* INFORMATION SHOWN
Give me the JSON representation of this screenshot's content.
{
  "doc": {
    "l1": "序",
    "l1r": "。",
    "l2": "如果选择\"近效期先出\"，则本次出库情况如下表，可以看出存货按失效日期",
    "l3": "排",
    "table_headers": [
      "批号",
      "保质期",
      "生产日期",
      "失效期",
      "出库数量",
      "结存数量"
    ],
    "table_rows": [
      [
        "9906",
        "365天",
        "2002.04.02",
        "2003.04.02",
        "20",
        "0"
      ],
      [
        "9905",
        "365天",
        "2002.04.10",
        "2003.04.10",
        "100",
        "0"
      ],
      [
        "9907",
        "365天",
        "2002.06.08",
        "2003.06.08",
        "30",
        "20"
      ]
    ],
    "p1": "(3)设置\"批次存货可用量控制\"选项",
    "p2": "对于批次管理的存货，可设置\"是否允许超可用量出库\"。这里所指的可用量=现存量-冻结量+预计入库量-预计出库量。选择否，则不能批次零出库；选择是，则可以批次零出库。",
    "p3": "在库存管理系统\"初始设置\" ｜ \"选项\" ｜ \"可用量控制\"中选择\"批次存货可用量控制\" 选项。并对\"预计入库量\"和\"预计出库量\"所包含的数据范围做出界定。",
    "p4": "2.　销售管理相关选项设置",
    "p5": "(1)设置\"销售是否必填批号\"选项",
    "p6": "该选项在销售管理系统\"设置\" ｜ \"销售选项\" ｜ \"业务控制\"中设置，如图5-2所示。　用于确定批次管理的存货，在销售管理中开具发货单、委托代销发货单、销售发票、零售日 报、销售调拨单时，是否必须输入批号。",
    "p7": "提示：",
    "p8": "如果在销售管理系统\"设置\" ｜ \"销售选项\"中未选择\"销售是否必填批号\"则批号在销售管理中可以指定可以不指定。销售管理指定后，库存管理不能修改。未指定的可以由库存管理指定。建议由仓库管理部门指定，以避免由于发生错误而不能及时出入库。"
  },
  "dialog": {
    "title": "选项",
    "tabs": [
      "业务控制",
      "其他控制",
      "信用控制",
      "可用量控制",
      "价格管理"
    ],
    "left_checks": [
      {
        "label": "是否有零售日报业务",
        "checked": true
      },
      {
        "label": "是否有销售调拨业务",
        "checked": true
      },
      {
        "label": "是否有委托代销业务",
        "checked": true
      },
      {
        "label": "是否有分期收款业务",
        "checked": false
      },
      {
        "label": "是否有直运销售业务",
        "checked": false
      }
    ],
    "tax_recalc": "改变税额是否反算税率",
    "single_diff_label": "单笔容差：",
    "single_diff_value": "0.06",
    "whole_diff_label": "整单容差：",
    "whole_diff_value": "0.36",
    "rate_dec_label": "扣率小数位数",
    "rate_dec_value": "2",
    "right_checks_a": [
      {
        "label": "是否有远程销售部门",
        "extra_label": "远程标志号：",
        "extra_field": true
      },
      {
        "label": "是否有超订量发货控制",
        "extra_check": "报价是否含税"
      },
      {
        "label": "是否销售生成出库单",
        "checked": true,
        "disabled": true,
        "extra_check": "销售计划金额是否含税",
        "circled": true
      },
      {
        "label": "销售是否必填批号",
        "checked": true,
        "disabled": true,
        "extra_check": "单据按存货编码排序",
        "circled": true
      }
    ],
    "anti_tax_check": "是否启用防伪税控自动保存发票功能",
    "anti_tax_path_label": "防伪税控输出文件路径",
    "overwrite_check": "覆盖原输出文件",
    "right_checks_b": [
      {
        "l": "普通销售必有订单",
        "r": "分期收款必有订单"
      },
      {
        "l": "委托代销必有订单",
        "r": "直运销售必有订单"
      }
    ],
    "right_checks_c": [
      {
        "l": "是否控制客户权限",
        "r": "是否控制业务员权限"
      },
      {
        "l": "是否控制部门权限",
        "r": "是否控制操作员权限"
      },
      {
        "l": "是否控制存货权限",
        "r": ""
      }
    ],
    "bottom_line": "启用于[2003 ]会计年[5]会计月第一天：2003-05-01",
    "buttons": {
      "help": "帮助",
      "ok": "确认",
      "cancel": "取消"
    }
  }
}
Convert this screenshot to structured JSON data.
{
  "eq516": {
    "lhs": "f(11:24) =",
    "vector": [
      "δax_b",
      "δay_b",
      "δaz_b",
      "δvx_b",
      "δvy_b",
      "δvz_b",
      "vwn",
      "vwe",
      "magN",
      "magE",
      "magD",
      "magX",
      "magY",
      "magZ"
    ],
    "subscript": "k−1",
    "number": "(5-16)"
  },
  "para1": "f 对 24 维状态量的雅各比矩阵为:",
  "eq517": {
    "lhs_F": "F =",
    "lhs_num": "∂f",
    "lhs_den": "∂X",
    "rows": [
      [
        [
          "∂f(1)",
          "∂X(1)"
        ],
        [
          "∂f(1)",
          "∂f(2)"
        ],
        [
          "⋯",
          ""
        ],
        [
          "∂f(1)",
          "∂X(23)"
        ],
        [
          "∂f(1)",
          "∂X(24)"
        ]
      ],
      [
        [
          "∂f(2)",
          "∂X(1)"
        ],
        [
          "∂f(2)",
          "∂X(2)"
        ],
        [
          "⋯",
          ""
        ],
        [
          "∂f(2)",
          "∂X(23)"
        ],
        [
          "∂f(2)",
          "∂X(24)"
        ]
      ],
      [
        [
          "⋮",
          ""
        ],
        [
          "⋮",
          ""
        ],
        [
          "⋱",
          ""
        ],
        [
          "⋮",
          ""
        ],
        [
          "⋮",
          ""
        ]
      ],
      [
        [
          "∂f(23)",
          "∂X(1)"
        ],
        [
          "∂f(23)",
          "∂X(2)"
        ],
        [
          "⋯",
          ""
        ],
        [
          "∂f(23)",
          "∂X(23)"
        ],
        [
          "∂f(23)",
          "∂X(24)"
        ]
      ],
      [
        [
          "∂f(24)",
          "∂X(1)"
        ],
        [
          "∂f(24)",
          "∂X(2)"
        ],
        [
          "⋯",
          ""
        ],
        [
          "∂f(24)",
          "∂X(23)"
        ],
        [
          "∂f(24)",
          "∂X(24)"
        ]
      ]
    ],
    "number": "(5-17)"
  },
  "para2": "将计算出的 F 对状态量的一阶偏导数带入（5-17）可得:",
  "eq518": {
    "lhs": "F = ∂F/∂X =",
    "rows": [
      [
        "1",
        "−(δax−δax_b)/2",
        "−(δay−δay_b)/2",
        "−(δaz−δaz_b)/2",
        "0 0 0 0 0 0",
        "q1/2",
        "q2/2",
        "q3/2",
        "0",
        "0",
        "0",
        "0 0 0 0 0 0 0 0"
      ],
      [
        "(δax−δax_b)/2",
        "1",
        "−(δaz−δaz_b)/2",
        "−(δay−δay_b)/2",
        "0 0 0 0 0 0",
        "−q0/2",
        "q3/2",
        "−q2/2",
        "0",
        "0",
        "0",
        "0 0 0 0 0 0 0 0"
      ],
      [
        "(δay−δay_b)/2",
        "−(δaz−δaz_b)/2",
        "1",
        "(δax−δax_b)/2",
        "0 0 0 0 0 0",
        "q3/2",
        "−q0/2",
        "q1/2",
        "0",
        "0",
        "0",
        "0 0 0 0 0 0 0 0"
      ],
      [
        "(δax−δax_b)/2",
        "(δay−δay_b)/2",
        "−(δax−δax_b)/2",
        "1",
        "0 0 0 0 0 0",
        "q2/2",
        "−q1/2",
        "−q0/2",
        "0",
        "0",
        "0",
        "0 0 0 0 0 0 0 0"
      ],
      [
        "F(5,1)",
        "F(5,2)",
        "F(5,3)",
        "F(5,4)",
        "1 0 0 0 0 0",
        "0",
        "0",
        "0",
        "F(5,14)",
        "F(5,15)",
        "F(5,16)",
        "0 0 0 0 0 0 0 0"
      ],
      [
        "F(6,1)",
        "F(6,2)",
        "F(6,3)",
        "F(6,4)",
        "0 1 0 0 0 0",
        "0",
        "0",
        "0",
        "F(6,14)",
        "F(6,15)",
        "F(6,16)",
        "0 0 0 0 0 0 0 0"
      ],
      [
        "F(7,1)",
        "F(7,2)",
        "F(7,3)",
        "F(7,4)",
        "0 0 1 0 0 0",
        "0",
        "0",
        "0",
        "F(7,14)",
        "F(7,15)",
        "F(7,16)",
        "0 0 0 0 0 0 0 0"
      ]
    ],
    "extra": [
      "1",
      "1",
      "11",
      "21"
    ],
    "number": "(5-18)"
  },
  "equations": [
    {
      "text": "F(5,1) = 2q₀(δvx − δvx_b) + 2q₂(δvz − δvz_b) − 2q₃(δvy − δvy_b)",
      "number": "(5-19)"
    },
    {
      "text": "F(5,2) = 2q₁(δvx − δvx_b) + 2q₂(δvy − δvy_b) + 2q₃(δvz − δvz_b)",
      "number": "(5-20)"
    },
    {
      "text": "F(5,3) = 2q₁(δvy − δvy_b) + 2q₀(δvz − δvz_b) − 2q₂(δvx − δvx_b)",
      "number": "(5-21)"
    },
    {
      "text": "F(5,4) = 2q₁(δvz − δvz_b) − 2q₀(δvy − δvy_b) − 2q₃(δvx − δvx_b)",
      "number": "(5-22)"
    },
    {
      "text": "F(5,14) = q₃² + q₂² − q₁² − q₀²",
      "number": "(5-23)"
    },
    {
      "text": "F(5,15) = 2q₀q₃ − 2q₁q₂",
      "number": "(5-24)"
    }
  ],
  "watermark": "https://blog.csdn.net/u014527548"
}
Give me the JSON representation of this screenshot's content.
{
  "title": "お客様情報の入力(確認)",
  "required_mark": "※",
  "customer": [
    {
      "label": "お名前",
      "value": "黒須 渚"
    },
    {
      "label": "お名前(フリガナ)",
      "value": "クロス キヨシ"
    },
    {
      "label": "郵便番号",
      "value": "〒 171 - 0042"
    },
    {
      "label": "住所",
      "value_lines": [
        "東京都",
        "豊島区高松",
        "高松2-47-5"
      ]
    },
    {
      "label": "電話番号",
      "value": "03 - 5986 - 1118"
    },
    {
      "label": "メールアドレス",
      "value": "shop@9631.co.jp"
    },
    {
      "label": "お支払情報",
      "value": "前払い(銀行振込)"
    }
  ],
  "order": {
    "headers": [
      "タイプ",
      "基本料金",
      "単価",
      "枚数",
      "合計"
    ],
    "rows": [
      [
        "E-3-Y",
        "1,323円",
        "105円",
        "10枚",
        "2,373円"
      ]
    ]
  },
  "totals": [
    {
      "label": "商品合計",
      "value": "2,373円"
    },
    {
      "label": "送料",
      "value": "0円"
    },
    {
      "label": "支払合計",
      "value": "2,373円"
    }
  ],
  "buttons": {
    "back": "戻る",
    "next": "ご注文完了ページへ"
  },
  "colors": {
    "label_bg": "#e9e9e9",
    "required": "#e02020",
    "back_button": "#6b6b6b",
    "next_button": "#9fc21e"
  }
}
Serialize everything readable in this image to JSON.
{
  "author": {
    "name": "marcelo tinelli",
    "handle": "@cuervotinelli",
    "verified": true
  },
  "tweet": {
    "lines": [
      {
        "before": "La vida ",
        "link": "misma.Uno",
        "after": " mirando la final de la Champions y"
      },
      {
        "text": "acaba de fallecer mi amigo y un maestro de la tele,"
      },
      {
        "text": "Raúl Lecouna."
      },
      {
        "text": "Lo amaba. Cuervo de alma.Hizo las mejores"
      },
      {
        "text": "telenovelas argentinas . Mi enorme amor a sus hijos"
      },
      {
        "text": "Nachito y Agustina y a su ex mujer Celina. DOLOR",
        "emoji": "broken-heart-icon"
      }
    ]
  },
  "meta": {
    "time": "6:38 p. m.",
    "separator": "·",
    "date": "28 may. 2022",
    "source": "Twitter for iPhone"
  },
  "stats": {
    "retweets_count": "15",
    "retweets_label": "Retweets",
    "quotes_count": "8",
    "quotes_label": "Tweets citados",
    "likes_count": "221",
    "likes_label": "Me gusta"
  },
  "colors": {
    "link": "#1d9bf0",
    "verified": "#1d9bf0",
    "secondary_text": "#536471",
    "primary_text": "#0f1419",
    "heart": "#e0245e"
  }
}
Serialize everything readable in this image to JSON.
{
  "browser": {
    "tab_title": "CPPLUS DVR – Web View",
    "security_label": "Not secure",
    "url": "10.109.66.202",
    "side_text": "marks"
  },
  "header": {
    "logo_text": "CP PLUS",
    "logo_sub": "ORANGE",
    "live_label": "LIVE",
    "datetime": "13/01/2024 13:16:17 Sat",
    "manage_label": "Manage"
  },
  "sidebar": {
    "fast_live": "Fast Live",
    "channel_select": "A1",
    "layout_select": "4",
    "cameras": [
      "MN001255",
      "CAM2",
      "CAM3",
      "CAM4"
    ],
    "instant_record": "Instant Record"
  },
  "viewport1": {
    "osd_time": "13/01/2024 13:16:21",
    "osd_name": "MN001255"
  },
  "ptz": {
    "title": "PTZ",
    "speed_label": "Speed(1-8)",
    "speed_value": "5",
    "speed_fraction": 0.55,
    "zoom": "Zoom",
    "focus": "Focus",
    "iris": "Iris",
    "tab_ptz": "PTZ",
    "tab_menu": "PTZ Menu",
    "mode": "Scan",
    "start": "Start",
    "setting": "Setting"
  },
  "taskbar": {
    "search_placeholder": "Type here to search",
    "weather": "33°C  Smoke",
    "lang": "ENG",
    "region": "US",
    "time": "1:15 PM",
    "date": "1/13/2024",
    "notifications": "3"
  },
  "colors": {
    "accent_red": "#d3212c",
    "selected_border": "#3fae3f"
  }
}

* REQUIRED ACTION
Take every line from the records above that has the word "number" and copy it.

* WORKED SOLUTION
    "number": "(5-16)"
    "number": "(5-17)"
    "number": "(5-18)"
      "number": "(5-19)"
      "number": "(5-20)"
      "number": "(5-21)"
      "number": "(5-22)"
      "number": "(5-23)"
      "number": "(5-24)"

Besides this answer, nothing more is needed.